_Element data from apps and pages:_
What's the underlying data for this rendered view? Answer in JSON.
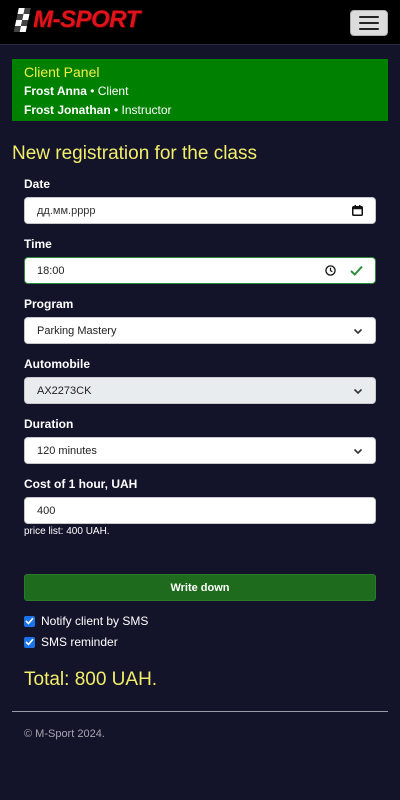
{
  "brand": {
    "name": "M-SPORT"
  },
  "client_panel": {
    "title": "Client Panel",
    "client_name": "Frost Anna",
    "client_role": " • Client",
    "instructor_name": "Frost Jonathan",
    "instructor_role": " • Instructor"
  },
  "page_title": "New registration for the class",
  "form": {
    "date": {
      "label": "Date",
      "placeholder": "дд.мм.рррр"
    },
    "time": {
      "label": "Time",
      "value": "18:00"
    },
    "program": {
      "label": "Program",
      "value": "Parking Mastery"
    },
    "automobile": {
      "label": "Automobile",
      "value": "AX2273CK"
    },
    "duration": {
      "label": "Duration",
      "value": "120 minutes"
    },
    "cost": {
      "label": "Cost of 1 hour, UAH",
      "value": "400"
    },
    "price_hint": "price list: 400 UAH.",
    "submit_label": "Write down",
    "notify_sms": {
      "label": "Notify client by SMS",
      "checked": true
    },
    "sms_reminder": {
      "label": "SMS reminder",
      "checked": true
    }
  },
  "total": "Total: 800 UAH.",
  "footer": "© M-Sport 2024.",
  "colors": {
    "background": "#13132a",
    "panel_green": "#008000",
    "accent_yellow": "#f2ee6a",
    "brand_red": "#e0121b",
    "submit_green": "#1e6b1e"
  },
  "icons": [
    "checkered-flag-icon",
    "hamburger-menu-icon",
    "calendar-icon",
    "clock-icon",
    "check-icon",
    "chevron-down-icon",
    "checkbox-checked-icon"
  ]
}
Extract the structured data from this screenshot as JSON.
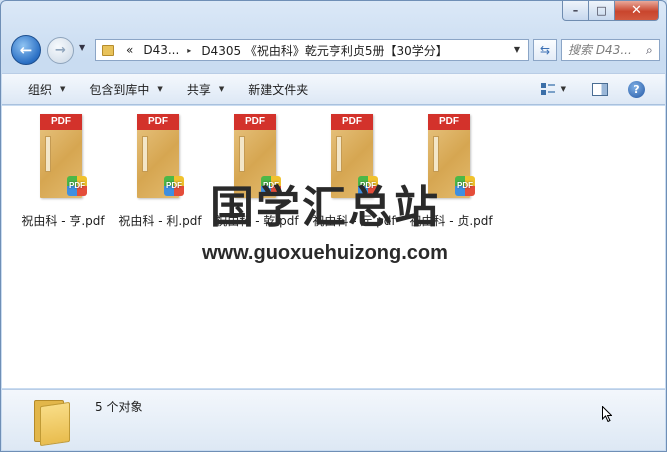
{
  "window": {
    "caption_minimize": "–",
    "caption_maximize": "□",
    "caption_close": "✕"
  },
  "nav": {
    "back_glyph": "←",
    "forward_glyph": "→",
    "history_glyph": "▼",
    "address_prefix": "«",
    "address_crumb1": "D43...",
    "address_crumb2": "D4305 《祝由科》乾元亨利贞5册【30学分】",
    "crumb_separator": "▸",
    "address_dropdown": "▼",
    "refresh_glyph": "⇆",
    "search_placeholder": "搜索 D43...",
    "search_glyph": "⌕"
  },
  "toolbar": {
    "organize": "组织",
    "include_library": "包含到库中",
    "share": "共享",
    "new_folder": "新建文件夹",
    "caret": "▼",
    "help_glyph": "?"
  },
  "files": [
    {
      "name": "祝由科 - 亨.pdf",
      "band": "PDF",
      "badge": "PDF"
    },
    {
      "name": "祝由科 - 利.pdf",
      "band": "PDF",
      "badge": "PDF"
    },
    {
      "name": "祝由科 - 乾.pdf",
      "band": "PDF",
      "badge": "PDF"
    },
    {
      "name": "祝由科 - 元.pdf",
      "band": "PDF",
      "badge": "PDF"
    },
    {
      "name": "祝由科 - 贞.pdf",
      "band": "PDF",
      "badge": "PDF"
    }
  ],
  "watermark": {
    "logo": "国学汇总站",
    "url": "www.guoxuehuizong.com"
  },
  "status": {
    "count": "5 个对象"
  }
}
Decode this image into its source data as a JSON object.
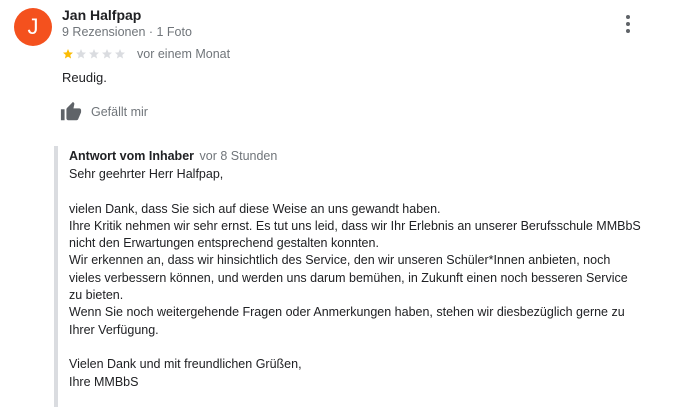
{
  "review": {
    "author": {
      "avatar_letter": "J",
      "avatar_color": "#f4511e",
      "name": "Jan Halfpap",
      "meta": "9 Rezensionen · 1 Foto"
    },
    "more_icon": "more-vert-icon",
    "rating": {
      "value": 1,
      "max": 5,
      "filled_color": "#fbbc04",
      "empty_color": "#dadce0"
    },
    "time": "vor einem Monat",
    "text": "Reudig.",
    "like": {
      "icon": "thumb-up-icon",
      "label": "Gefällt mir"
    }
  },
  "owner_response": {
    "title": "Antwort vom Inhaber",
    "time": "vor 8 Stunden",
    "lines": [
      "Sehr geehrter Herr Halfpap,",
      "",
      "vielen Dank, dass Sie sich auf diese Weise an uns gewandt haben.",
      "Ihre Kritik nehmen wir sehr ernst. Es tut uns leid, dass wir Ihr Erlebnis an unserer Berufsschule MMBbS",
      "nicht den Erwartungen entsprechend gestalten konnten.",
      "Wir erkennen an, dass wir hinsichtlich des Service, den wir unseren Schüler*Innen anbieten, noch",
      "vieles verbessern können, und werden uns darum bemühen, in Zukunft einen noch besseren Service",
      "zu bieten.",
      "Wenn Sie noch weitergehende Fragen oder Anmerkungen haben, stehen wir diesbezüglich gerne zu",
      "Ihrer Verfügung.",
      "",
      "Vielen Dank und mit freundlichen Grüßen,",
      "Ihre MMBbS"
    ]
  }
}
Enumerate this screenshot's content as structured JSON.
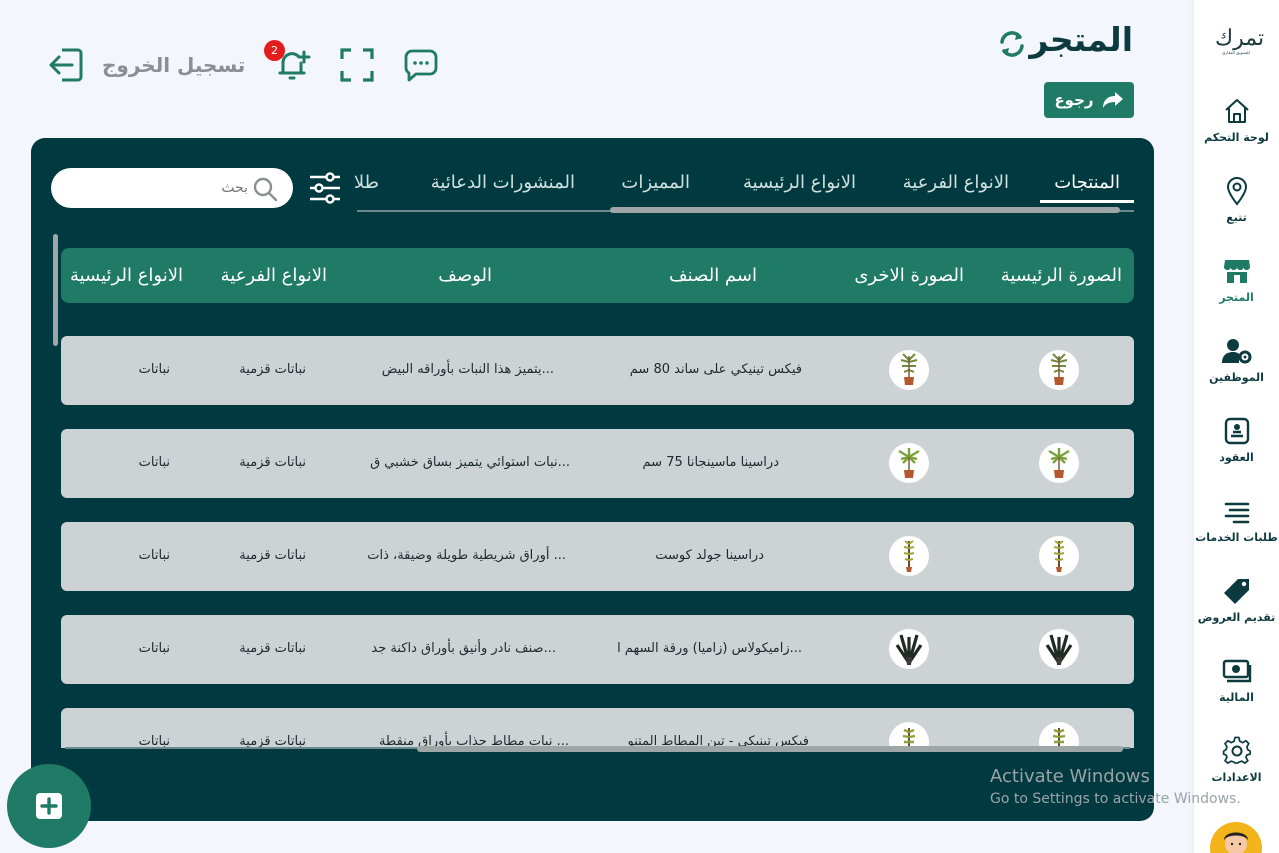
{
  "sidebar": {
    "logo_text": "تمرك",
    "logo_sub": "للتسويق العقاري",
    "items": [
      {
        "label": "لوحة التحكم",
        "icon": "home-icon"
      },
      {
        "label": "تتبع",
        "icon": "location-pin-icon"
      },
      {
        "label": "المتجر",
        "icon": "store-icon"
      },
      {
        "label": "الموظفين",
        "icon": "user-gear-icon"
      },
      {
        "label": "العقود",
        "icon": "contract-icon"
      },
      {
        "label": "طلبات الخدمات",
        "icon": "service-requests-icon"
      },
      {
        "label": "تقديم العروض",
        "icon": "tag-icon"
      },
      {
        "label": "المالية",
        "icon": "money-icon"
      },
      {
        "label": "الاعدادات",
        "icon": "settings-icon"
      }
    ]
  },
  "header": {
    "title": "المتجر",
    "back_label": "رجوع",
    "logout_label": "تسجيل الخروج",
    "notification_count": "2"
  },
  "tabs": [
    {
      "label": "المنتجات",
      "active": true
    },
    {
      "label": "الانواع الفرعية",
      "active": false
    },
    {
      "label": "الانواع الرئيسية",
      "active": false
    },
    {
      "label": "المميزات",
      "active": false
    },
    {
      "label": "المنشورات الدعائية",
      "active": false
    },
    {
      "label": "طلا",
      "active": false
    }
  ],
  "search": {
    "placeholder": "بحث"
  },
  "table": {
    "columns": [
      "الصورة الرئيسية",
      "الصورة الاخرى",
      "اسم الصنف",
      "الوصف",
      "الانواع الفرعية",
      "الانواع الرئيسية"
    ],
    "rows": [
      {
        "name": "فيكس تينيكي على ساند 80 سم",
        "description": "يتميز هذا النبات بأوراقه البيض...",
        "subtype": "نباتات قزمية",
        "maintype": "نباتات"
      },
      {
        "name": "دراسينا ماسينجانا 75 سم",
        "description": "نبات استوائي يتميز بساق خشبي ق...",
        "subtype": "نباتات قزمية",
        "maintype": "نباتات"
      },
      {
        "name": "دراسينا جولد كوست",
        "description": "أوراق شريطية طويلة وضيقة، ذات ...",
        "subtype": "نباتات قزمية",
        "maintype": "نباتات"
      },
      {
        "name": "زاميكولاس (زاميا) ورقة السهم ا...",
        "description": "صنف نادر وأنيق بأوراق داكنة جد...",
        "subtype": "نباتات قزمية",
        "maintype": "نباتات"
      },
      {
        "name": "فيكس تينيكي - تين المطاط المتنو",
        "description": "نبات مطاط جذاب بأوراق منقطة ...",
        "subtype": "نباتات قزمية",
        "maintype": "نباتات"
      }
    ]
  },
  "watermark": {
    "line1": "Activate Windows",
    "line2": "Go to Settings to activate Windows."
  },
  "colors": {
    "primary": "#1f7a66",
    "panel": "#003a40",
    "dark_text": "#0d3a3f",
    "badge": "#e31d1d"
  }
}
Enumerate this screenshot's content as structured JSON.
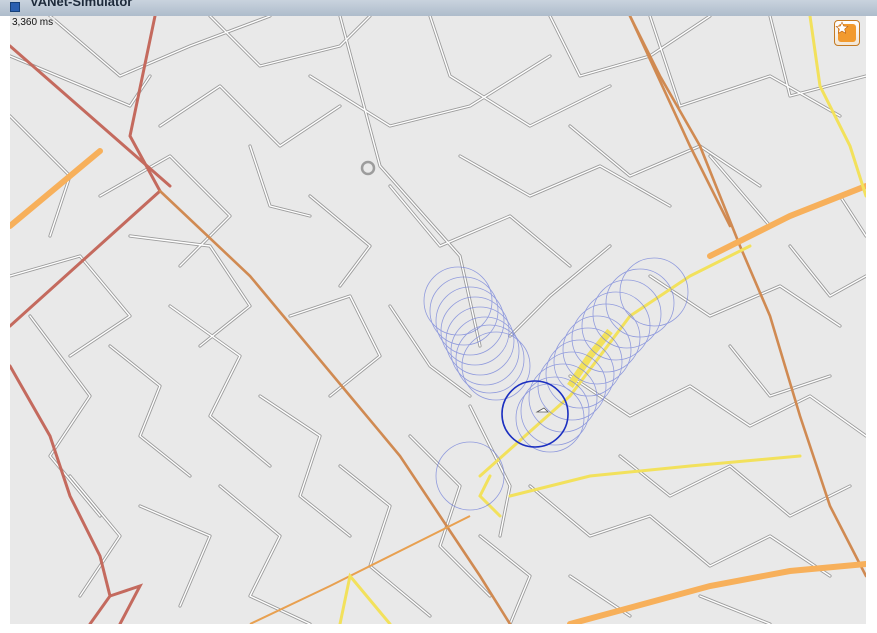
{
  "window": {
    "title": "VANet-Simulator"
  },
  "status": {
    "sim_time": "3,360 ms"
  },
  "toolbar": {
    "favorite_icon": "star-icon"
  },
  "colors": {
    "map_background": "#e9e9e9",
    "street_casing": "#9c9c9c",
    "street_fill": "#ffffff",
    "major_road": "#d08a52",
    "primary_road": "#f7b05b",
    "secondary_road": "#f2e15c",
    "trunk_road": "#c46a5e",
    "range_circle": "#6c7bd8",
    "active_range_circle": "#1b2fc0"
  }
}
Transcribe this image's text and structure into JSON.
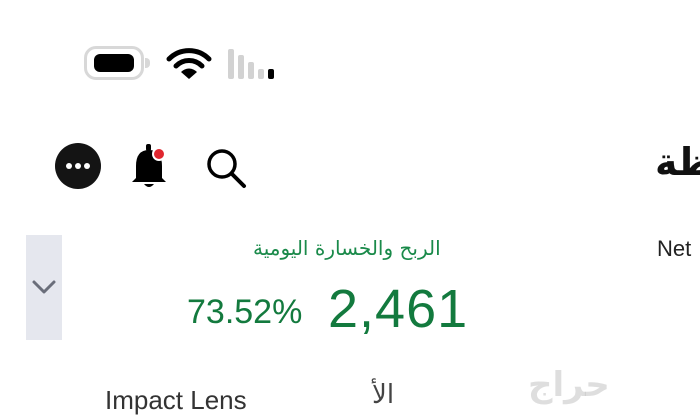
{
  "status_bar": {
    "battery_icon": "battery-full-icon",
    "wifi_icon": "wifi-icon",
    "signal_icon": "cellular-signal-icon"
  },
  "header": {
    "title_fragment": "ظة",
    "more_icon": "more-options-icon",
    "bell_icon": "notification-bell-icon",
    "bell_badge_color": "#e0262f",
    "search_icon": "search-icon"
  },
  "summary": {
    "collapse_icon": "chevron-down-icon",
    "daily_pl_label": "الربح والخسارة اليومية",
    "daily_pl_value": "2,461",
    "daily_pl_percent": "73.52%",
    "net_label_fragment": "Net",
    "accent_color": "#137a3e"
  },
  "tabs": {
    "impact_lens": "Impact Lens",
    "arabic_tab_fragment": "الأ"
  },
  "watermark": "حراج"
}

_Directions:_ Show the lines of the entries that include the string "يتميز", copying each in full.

_Task answer:_
        "description": "يتميز هذا النبات بأوراقه البيض...",
        "description": "نبات استوائي يتميز بساق خشبي ق...",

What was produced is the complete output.